22.7%   used marijuana in the past month

15.5%   used a prescription drugs non-medically in 2012

 13%      prescription drug use for non-medical reasons is highest among young adults

250%   increase in young adult deaths from Rx overdoses between 1999-2010. That translates to 3000 deaths**

Complicating these facts are co-existing behavioral health disorders: In 2013, about 1 in 10 adolescents (10.7 percent) had a major depressive episode (MDE) in the past year. Among adolescents with MDE, 38.1 percent received treatment or counseling for depression in that past year.

Some research has shown that co-morbidity of addiction and mental illness can be 50%, and an office practice is not the setting of choice for most addicted patients (Clinical Philosophy: The Psychodynamic Approach to Addiction Treatment by Sid Goldman, M.A., for Caron Renaissance.)
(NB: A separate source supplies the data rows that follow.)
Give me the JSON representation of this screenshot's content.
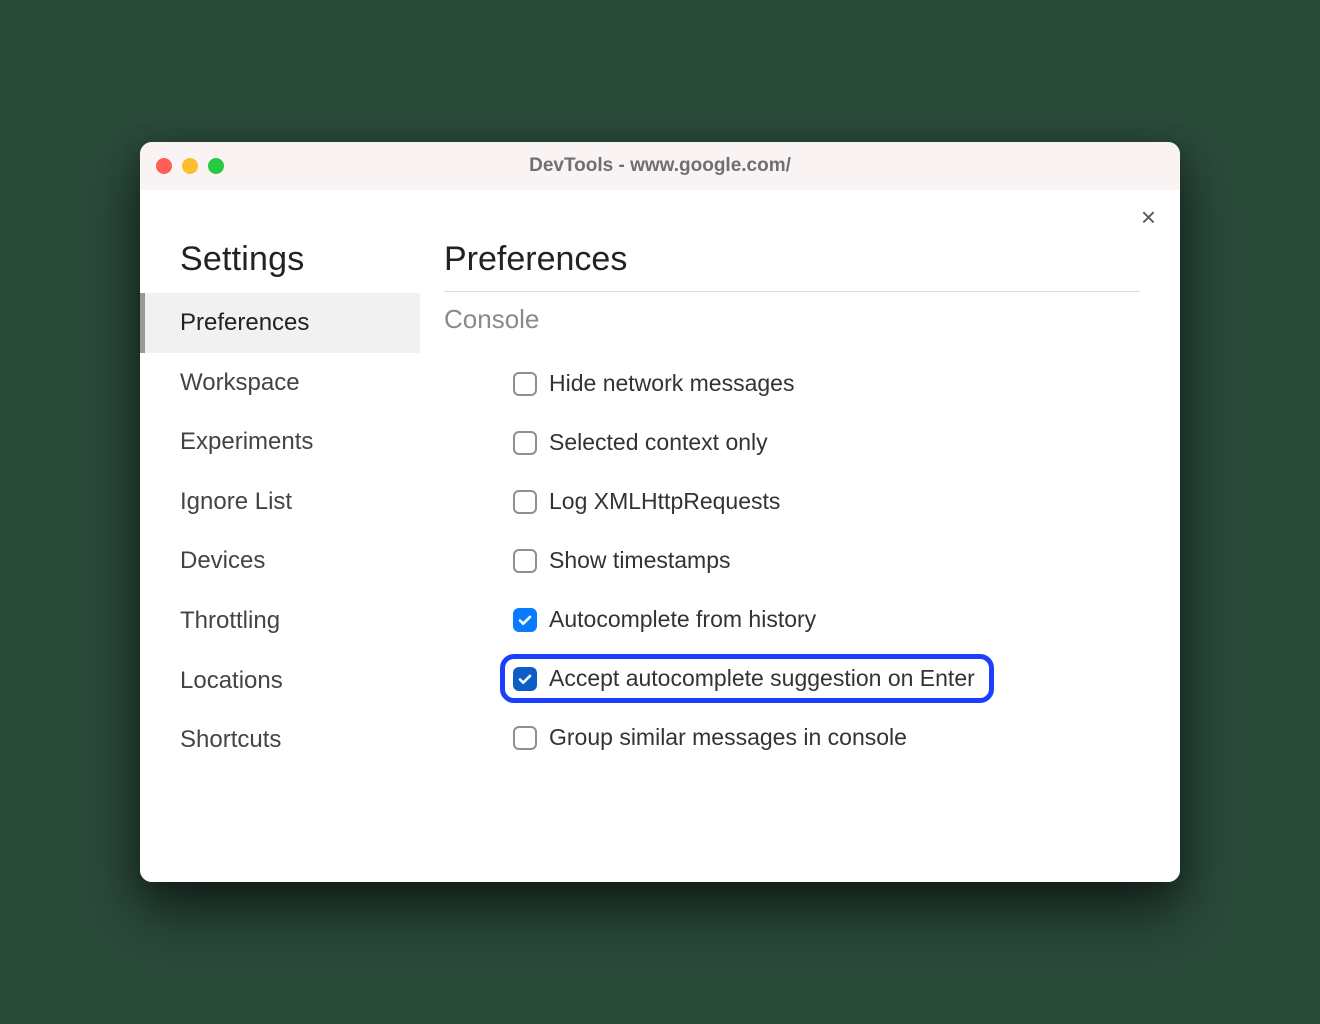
{
  "window": {
    "title": "DevTools - www.google.com/"
  },
  "settings": {
    "title": "Settings",
    "items": [
      {
        "label": "Preferences",
        "active": true
      },
      {
        "label": "Workspace",
        "active": false
      },
      {
        "label": "Experiments",
        "active": false
      },
      {
        "label": "Ignore List",
        "active": false
      },
      {
        "label": "Devices",
        "active": false
      },
      {
        "label": "Throttling",
        "active": false
      },
      {
        "label": "Locations",
        "active": false
      },
      {
        "label": "Shortcuts",
        "active": false
      }
    ]
  },
  "main": {
    "title": "Preferences",
    "section": "Console",
    "options": [
      {
        "label": "Hide network messages",
        "checked": false,
        "highlight": false
      },
      {
        "label": "Selected context only",
        "checked": false,
        "highlight": false
      },
      {
        "label": "Log XMLHttpRequests",
        "checked": false,
        "highlight": false
      },
      {
        "label": "Show timestamps",
        "checked": false,
        "highlight": false
      },
      {
        "label": "Autocomplete from history",
        "checked": true,
        "highlight": false
      },
      {
        "label": "Accept autocomplete suggestion on Enter",
        "checked": true,
        "highlight": true
      },
      {
        "label": "Group similar messages in console",
        "checked": false,
        "highlight": false
      }
    ]
  }
}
An important part of family recovery from teen substance abuse is a willingness to help others in crisis with insight and information, all the while protecting the reputation and the future of the teens, with discretion and respect for privacy. Talk with as many people as you can and as many people as you can trust with regard to your teen’s problem, and protect his or her privacy.

Here is the NIH link to drug facts and trends among youth and teens. You are not alone.

Learn More Here